BACKGROUND : Millennium Developmental Goal 3 (MDG 3) aims at enhancing gender equity
and empowerment of women. Emergency nurses who often encounter women injured by
their intimate partners are at risk of developing vicarious traumatisation, which may influence
their ability to empower women to move beyond the oppression of intimate partner violence.
AIM : This article aims to, (1) describe emergency nurses’ ways of coping with the exposure to
survivors of intimate partner violence, and (2) recommend a way towards effective coping that
will enhance emergency nurses’ abilities to empower women to move beyond the oppression
of intimate partner violence to contribute to the achievement of MDG 3.
SETTING : The study was conducted in emergency units of two public hospitals in an urban
setting in South Africa.
METHOD : A qualitative design and descriptive phenomenological method was used.
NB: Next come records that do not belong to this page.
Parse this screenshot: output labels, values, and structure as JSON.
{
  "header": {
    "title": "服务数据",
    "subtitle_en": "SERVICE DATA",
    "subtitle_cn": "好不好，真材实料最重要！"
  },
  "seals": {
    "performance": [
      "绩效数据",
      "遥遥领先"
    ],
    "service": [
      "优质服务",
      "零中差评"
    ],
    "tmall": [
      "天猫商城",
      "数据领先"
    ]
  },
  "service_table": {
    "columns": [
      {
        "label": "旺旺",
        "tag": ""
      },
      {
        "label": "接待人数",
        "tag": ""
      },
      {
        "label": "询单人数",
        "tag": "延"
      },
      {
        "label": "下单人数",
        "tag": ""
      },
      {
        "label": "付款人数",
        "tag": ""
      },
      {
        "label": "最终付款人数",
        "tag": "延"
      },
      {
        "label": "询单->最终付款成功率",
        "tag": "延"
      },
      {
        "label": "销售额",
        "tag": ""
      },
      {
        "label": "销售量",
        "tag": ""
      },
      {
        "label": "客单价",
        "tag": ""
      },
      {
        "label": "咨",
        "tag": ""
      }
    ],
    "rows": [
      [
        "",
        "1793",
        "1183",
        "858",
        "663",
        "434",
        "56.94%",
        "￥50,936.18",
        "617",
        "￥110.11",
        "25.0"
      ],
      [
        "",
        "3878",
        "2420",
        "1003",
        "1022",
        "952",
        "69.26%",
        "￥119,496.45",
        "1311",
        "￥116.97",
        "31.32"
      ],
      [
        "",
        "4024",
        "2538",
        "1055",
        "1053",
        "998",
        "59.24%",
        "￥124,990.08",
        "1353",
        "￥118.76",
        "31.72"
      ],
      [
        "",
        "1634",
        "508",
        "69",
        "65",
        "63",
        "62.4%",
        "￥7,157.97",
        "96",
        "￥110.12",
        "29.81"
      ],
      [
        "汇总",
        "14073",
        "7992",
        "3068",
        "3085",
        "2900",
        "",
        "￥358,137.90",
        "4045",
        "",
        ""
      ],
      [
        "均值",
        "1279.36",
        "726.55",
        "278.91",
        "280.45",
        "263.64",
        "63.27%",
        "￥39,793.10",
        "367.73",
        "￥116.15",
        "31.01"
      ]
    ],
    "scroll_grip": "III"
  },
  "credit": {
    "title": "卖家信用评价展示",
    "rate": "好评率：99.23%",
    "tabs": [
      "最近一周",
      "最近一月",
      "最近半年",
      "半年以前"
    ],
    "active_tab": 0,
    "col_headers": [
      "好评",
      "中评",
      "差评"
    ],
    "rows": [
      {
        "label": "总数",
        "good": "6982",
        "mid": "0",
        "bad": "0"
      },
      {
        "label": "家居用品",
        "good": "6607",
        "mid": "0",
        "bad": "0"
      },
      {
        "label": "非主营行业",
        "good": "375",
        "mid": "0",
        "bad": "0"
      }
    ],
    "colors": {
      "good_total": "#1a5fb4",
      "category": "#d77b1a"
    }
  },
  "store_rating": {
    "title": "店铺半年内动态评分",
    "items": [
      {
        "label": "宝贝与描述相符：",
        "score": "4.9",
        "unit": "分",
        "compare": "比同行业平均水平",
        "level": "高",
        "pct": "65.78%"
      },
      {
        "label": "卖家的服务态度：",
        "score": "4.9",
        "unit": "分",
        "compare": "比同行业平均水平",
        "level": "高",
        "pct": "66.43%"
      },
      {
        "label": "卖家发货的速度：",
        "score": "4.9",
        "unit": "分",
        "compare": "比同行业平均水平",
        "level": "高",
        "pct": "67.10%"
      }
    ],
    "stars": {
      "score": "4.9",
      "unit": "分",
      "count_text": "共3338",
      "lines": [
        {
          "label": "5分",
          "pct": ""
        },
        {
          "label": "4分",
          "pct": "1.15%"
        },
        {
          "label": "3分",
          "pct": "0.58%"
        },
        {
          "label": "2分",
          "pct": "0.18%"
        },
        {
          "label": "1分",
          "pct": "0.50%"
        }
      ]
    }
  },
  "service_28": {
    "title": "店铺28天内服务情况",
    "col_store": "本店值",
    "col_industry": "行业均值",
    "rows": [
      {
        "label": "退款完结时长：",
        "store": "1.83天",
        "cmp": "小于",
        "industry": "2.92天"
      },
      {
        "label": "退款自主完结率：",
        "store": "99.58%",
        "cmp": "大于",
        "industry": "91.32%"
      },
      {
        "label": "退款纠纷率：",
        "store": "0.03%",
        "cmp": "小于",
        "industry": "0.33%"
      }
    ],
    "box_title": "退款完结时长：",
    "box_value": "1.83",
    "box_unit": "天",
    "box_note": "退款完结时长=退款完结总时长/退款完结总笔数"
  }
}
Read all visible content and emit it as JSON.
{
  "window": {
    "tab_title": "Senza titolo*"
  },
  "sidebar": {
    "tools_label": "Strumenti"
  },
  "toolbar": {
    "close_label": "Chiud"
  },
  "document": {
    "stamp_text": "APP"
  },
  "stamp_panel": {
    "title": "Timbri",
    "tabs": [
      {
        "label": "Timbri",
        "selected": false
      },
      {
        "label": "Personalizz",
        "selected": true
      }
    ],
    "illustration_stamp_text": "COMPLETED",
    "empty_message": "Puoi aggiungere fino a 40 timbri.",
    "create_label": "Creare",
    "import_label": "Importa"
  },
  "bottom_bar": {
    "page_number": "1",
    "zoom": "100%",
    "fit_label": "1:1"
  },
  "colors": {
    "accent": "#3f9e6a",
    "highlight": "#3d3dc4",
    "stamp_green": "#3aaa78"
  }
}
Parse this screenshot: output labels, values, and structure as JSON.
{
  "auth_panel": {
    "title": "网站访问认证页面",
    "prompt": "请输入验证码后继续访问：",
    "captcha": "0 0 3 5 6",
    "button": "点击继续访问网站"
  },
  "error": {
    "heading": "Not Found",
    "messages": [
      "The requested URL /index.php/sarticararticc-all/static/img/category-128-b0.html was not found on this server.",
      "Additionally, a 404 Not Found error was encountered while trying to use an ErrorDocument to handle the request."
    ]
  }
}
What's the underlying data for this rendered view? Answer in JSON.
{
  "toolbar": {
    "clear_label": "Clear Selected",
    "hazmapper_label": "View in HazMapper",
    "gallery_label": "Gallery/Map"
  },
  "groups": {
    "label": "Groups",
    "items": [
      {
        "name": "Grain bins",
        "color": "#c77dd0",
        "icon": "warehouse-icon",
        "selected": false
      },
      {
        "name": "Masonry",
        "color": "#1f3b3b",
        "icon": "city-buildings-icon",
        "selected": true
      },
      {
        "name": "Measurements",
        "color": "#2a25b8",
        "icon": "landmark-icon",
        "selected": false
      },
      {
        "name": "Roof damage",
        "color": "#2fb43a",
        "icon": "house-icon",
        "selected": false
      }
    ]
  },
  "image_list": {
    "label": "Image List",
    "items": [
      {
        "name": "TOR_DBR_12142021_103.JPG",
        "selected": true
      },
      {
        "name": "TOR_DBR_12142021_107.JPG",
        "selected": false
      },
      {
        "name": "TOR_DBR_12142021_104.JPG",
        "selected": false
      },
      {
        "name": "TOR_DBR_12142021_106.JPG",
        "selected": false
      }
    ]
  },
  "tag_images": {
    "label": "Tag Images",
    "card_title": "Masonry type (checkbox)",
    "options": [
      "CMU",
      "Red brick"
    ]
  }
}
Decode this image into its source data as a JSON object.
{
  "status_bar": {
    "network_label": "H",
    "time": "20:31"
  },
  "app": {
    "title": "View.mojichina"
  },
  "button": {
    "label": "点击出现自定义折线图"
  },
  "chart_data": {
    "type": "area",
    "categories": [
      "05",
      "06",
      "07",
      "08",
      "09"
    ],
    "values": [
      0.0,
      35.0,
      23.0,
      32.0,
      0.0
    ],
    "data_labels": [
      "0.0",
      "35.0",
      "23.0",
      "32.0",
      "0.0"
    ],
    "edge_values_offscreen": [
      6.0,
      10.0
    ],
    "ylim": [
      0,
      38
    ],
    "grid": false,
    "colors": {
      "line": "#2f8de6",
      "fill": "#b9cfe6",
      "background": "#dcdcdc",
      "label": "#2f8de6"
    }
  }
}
Emergency
nurses working in the setting were purposively sampled and interviewed. The data were
analysed by searching for the essence and meaning attached to the exposure of emergency
nurses to survivors of intimate partner violence.
RESULTS : Emergency nurses’ coping responses were either aimed at avoiding or dealing with
their exposure to survivors of intimate partner violence. Coping aimed at dealing with the
exposure included seeking support, emotion regulation and accommodative coping.
CONCLUSION : Emergency nurses employ either effective or ineffective ways of coping. Less
effective ways of coping may increase their risk of vicarious and secondary traumatisation,
which in turn may influence their ability to empower women to move beyond the oppression
of intimate partner violence.